• Work item: Go through the entries, filter for the word "JSON", and copy every line that has it.

• Data shown:

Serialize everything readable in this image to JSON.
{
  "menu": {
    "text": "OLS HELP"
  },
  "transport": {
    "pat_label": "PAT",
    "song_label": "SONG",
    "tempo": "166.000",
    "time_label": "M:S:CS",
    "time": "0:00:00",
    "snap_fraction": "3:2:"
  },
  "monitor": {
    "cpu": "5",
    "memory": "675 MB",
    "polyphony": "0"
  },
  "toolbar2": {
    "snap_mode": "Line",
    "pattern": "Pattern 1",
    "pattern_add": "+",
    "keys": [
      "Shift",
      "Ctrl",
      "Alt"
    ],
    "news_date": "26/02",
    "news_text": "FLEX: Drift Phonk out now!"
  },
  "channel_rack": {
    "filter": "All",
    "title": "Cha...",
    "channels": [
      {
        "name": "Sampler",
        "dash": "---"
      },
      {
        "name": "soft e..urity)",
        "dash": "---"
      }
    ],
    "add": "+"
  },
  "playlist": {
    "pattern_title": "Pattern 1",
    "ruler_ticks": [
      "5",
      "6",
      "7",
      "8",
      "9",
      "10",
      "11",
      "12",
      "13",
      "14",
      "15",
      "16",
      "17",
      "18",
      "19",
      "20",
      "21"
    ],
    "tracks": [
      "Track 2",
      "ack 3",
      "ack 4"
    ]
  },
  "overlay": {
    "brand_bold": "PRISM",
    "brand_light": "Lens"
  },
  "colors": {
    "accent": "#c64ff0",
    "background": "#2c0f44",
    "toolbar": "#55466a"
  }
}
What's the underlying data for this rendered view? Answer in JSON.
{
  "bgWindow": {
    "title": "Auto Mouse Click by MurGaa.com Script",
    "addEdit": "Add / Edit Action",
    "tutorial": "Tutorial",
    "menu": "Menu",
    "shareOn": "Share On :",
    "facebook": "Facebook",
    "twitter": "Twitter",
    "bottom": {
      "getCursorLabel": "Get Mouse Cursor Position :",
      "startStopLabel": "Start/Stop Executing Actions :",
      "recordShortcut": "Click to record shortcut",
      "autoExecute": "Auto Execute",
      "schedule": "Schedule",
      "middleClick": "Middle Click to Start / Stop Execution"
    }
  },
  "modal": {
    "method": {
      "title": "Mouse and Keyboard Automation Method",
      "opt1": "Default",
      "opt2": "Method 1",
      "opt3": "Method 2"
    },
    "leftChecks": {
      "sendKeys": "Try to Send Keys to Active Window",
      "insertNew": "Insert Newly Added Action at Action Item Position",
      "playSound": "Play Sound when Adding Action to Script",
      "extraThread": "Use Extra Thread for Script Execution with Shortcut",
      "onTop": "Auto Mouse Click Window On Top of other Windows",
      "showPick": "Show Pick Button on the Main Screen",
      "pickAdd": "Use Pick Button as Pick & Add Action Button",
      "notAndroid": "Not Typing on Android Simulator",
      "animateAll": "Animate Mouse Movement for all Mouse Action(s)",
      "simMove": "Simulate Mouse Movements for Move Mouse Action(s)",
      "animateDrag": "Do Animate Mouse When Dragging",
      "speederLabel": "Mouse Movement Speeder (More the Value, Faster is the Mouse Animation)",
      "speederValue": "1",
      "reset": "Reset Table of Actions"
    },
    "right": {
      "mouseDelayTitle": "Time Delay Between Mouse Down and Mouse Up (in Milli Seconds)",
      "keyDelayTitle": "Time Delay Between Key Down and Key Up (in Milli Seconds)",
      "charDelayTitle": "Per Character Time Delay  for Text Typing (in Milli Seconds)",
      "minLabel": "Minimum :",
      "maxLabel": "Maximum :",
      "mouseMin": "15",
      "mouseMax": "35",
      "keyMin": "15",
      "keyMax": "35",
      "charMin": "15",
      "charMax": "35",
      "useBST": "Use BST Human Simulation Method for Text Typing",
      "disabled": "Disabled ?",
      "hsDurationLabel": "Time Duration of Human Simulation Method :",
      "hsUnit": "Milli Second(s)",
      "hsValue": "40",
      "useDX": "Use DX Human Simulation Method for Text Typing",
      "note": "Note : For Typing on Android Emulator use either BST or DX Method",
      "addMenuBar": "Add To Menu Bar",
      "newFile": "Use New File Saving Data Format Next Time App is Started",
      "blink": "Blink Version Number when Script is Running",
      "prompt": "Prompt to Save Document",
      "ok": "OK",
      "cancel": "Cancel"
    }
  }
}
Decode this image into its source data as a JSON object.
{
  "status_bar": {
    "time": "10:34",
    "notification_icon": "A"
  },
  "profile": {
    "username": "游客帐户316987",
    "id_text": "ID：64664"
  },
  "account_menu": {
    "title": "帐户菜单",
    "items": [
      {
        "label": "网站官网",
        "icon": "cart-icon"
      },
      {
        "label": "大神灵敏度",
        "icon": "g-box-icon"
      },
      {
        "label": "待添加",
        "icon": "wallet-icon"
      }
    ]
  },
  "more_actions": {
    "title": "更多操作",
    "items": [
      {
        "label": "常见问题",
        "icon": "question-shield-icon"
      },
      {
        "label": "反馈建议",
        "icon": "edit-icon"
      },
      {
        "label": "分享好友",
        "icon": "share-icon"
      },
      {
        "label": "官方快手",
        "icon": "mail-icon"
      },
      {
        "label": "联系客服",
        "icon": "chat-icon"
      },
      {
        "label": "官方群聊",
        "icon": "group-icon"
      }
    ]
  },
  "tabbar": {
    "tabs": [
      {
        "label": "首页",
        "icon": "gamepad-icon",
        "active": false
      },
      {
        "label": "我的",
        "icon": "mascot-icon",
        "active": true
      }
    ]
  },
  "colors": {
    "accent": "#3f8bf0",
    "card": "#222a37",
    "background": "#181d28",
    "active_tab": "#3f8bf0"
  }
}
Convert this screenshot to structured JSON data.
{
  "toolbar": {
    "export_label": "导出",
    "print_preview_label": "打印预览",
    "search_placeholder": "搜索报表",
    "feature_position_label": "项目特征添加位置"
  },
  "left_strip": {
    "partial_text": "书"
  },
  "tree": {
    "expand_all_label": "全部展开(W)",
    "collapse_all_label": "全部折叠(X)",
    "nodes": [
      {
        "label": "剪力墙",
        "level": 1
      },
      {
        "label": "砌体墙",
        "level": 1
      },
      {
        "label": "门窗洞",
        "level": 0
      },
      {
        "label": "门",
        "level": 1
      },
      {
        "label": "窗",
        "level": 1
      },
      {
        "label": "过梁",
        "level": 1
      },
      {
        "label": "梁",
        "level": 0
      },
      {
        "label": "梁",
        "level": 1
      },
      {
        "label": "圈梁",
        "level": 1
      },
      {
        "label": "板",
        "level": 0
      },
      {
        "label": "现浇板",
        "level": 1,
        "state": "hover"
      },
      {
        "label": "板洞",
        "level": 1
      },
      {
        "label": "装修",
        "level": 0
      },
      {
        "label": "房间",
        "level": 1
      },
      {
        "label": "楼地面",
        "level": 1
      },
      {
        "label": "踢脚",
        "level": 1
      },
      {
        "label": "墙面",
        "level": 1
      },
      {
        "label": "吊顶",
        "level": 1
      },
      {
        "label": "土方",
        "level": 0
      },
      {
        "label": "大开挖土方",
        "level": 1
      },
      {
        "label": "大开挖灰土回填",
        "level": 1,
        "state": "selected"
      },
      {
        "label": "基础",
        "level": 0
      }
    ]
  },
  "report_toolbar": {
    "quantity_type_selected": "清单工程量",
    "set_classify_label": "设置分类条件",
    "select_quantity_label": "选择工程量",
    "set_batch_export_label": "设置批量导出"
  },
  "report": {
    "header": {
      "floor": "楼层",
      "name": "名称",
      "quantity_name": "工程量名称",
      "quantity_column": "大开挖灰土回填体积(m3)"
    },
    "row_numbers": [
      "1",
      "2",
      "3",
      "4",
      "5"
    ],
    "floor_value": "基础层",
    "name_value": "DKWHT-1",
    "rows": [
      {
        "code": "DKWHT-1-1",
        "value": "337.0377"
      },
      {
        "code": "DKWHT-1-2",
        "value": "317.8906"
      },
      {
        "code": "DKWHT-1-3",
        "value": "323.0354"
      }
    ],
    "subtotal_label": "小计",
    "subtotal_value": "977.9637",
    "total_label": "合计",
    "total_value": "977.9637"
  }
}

• Exercise answer:
Serialize everything readable in this image to JSON.
What's the underlying data for this rendered view? Answer in JSON.
Decode this image into its source data as a JSON object.
Convert this screenshot to structured JSON data.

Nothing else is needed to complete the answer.